'Billy! Billy!' Speedster's heroics secure G2

May 30th, 2021

jumped on a fastball and came sprinting out of the batter’s box, leaving his helmet in the dust before reaching first base. He’d put a good swing on the pitch and was trying to dig for third.

To his surprise, the ball sailed over the wall at Guaranteed Rate Field for his first home run of the season. Even when he realized it -- right around second base -- he hardly slowed down on his way home.

“He’s gonna have to slow his home run trot down,” White Sox manager Tony La Russa said. “That’s just way too fast.”

“I told Tony, ‘Listen, if that ball had dropped, I was at least gonna be on third, for sure,’” Hamilton explained. “Like I said, I don’t hit home runs. There’s no way I knew that ball was out.”

The unexpected solo shot was his first home run of the year, and it put the White Sox on the board in a 3-1 win over the Orioles to sweep Saturday’s doubleheader. After a 7-4 victory in Game 1, Chicago has now swept three of its four doubleheaders (splitting the other), and the American League Central leader is 11 games above .500 for the first time this season.

Prior to Hamilton’s homer, neither side had been able to scratch a run off Chicago’s Lance Lynn or Baltimore’s John Means. The two starters entered the day ranked second and fourth, respectively, in AL ERA among pitchers with at least 40 innings thrown (Lynn with a 1.51 ERA, Means with a 1.79 ERA).

The White Sox threatened twice against Means in the early innings, stranding the bases loaded in the first and stranding a pair of runners in the third. Then, facing a 2-2 count with two outs in the fourth, Hamilton drilled a low inside fastball to the left-field seats.

Hamilton’s eyes widened once he knew the ball was out. And back in the dugout, the whole team buzzed with excitement. La Russa joked that he’d “love to get a copy” of the footage of his team celebrating the homer.

“I’ve actually never seen the dugout more excited, to be honest with you,” Lynn said. “Everybody was pretty jacked.”

Back in the field the following inning, Hamilton was serenaded with chants of, “Bill-y! Bill-y!” by an adoring home crowd. And he wasn’t done giving them reasons to cheer.

In the sixth inning, the White Sox were on the wrong side of a no-outs, bases-loaded situation while clinging to a three-run lead. Orioles third baseman Maikel Franco scorched a ball to center, with an expected batting average of .890 (according to Statcast), and Hamilton made a diving catch to freeze the runners. Baltimore pushed one run across that inning, but it could’ve been much more if not for the speed and savvy of the veteran Hamilton.

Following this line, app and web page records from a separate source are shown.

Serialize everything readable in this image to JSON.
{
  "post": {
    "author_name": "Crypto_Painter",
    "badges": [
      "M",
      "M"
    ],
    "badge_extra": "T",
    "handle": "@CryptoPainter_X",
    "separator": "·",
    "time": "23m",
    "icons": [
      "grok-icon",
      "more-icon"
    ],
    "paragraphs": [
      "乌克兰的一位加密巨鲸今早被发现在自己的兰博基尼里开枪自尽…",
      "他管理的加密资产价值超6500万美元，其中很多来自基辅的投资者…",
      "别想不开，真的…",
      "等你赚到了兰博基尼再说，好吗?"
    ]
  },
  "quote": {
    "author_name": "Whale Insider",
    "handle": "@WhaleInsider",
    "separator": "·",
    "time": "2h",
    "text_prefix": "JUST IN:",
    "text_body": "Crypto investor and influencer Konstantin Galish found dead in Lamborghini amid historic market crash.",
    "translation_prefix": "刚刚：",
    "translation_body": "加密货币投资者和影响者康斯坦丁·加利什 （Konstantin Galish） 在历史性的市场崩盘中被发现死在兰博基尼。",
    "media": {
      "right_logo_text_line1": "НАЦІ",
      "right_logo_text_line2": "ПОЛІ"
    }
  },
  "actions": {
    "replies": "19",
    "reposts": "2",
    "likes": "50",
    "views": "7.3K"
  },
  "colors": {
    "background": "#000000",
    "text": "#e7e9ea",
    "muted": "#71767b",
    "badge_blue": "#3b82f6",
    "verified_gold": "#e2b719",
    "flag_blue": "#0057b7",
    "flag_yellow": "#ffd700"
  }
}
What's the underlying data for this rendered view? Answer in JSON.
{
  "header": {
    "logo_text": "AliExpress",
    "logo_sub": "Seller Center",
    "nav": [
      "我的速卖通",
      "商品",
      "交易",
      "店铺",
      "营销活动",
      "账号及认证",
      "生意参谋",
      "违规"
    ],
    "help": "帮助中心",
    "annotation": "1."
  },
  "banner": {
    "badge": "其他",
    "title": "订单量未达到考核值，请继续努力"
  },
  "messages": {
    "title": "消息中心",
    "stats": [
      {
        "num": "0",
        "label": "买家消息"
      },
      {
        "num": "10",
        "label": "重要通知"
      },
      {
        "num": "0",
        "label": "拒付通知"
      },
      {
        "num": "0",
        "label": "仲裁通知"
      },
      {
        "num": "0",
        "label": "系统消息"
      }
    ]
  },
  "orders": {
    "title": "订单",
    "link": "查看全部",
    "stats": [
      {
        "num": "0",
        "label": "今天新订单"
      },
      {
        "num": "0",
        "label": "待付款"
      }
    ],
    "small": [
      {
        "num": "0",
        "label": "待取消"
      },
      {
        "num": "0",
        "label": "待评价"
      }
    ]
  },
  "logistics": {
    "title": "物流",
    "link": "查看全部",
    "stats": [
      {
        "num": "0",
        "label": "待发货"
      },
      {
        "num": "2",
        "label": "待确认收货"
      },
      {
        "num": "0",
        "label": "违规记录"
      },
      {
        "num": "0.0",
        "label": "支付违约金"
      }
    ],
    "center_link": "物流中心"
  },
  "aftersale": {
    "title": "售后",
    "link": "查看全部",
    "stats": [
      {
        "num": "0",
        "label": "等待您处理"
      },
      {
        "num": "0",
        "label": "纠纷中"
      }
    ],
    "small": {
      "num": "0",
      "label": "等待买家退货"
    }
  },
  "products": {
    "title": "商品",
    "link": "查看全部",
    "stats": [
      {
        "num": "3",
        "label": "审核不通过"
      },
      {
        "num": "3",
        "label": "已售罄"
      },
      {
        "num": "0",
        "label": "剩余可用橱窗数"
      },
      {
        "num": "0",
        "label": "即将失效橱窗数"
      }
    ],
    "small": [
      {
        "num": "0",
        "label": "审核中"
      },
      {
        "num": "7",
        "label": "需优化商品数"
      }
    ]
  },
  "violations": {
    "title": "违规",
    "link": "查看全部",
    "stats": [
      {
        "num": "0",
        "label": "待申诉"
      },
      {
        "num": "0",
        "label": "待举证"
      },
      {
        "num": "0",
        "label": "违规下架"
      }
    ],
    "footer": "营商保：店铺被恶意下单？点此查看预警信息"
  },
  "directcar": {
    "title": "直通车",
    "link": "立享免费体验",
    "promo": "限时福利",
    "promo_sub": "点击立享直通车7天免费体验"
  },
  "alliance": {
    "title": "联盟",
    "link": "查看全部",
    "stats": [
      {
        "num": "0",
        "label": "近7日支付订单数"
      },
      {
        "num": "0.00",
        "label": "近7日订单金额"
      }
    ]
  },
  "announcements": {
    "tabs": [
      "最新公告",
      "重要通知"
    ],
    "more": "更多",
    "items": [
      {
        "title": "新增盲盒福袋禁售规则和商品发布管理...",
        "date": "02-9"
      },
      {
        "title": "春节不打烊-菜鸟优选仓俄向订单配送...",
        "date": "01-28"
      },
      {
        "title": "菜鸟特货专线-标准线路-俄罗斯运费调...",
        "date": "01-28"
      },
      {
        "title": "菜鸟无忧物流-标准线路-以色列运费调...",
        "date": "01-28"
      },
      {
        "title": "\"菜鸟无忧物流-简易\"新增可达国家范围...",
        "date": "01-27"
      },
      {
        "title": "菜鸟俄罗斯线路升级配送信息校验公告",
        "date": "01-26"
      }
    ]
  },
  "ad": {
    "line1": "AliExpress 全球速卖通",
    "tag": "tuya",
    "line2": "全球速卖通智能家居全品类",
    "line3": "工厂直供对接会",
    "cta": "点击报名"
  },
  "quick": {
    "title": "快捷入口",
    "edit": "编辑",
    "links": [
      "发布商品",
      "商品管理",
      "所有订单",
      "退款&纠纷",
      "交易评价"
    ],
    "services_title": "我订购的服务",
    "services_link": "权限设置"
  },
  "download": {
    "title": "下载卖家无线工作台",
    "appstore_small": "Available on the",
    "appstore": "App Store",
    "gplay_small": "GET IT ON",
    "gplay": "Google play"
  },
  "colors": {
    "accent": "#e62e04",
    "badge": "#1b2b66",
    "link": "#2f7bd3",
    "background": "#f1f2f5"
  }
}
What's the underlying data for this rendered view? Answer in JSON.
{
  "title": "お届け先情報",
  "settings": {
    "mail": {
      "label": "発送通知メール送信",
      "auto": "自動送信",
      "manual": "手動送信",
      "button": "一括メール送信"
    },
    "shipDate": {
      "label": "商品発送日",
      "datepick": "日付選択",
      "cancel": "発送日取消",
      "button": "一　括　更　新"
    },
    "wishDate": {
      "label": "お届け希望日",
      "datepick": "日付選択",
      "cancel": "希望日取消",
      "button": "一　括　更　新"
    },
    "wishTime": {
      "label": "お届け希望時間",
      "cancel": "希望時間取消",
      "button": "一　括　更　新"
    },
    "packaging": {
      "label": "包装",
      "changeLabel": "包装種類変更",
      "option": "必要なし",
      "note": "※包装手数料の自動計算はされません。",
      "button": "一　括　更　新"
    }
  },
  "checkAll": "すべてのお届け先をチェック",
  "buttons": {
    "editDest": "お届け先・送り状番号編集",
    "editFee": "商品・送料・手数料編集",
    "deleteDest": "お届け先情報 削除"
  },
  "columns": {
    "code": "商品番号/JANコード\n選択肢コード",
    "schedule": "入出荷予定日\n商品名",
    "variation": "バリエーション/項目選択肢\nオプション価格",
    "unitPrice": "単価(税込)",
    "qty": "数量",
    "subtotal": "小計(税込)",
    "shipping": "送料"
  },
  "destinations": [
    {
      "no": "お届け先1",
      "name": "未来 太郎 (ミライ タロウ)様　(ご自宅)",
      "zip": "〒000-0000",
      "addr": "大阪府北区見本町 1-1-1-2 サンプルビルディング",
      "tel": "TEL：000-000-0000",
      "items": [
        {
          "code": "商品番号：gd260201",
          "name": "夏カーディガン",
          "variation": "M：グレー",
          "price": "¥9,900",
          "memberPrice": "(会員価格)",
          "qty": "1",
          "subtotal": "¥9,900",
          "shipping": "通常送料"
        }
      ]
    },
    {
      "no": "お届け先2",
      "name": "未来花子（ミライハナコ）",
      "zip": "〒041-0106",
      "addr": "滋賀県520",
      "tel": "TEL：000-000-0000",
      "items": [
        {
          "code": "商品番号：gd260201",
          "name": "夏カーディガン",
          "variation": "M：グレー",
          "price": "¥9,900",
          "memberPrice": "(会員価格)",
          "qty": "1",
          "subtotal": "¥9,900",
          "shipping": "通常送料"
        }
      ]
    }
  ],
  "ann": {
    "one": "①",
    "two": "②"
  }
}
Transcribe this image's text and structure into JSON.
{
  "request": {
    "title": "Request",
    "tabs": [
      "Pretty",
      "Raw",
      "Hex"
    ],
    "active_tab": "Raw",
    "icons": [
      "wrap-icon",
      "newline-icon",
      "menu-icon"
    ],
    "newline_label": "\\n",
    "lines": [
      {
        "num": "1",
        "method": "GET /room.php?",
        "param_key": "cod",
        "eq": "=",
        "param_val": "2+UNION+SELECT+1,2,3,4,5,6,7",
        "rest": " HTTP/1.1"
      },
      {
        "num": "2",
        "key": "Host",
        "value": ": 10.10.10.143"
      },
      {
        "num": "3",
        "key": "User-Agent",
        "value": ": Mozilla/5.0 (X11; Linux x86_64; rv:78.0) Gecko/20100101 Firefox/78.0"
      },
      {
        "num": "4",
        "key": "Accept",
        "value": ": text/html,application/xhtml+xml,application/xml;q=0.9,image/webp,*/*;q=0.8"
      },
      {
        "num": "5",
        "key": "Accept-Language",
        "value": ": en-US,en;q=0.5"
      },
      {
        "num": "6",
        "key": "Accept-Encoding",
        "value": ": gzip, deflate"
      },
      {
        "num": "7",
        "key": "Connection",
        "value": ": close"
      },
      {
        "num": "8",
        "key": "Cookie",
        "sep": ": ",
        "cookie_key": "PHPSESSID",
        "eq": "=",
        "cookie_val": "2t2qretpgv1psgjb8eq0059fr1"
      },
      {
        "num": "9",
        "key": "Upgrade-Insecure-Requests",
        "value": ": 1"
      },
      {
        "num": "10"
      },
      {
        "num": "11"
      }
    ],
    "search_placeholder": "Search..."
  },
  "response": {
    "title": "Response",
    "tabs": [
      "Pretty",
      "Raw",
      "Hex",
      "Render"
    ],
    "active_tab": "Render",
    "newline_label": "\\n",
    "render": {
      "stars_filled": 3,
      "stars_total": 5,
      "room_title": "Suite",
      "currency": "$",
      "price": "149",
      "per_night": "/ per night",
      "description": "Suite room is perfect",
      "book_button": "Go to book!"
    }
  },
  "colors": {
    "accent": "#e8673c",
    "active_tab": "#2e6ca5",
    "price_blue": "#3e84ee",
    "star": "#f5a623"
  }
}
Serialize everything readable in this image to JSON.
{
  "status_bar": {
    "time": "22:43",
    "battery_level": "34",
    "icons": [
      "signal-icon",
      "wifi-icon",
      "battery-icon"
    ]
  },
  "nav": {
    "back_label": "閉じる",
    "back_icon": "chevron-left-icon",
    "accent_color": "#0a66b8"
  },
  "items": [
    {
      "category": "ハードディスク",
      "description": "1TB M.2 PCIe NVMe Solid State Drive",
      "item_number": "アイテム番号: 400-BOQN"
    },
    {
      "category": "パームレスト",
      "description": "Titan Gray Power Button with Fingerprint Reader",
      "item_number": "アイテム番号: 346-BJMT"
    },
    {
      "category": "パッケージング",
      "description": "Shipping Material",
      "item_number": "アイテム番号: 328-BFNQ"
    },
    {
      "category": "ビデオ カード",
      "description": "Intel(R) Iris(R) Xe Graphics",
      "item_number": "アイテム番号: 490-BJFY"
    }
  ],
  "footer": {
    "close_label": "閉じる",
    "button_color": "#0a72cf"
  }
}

“Billy’s always out there making big plays for us,” said reliever Codi Heuer, who escaped the threat. “He’s an easy guy to root for, man. He puts in so much work, he’s a great teammate and he plays his ass off out there. I loved to see it.”

Hamilton, a second-round pick by the Reds in 2009, is no longer the everyday player he was in Cincinnati. But he’s just as hungry to produce for his team, casting individual stats aside in the process.

Prior to Saturday’s doubleheader, he was chatting up Orioles hitting coach Don Long, who used to coach him with the Reds from 2014-18. Hamilton explained to Long that instead of “chasing a [batting] average,” he’s just looking for ways to help the White Sox win.

“I’m not worried about average,” said Hamilton, who’s batting .208 in 53 at-bats. “I could be hitting whatever. But what can I do to help my team out that day is my main focus. And that’s bringing my confidence in the box to be able to do things like that.”

You know, things like go-ahead homers and clutch diving catches. The types of things that round out a strong White Sox lineup, and have them hunting for a four-game sweep on Sunday.